#### Aim of the task
Copy out each line below containing "зайка".

(Records for the exercise)

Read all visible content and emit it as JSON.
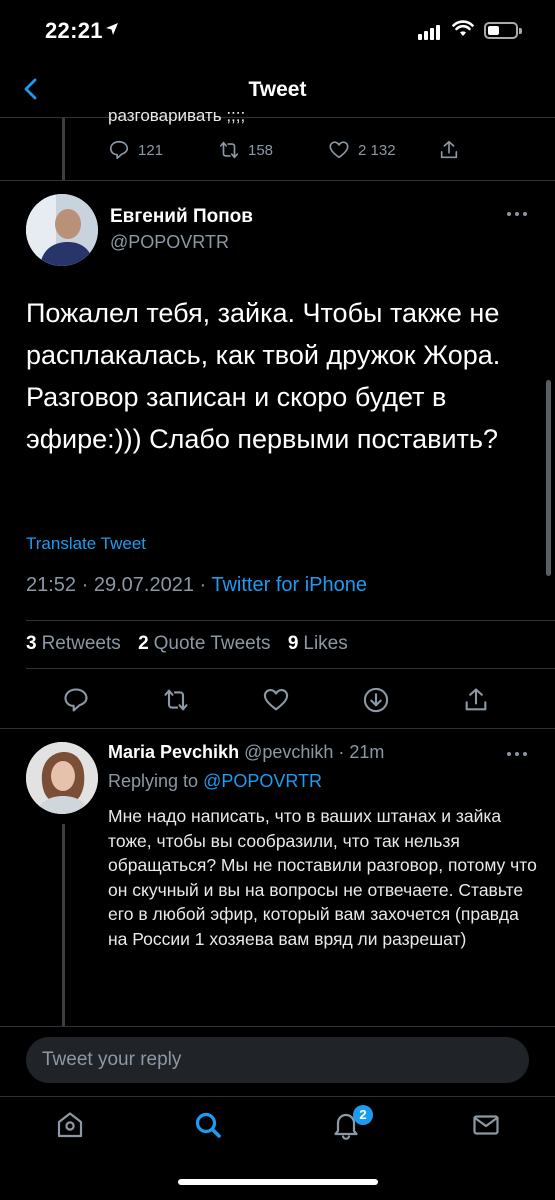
{
  "status_bar": {
    "time": "22:21"
  },
  "header": {
    "title": "Tweet"
  },
  "previous_tweet": {
    "text_fragment": "разговаривать ;;;;",
    "replies": "121",
    "retweets": "158",
    "likes": "2 132"
  },
  "main_tweet": {
    "author_name": "Евгений Попов",
    "author_handle": "@POPOVRTR",
    "text": "Пожалел тебя, зайка. Чтобы также не расплакалась, как твой дружок Жора. Разговор записан и скоро будет в эфире:))) Слабо первыми поставить?",
    "translate_label": "Translate Tweet",
    "time": "21:52",
    "date": "29.07.2021",
    "source": "Twitter for iPhone",
    "retweets_count": "3",
    "retweets_label": "Retweets",
    "quote_count": "2",
    "quote_label": "Quote Tweets",
    "likes_count": "9",
    "likes_label": "Likes"
  },
  "reply": {
    "author_name": "Maria Pevchikh",
    "author_handle": "@pevchikh",
    "time_ago": "21m",
    "replying_prefix": "Replying to",
    "replying_to": "@POPOVRTR",
    "text": "Мне надо написать, что в ваших штанах и зайка тоже, чтобы вы сообразили, что так нельзя обращаться? Мы не поставили разговор, потому что он скучный и вы на вопросы не отвечаете.  Ставьте его в любой эфир, который вам захочется (правда на России 1 хозяева вам вряд ли разрешат)"
  },
  "reply_bar": {
    "placeholder": "Tweet your reply"
  },
  "tab_bar": {
    "notifications_badge": "2"
  },
  "colors": {
    "accent": "#1d9bf0",
    "background": "#000000",
    "secondary_text": "#8b98a5",
    "divider": "#2f3336"
  }
}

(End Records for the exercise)

#### Answer
    "text": "Пожалел тебя, зайка. Чтобы также не расплакалась, как твой дружок Жора. Разговор записан и скоро будет в эфире:))) Слабо первыми поставить?",
    "text": "Мне надо написать, что в ваших штанах и зайка тоже, чтобы вы сообразили, что так нельзя обращаться? Мы не поставили разговор, потому что он скучный и вы на вопросы не отвечаете.  Ставьте его в любой эфир, который вам захочется (правда на России 1 хозяева вам вряд ли разрешат)"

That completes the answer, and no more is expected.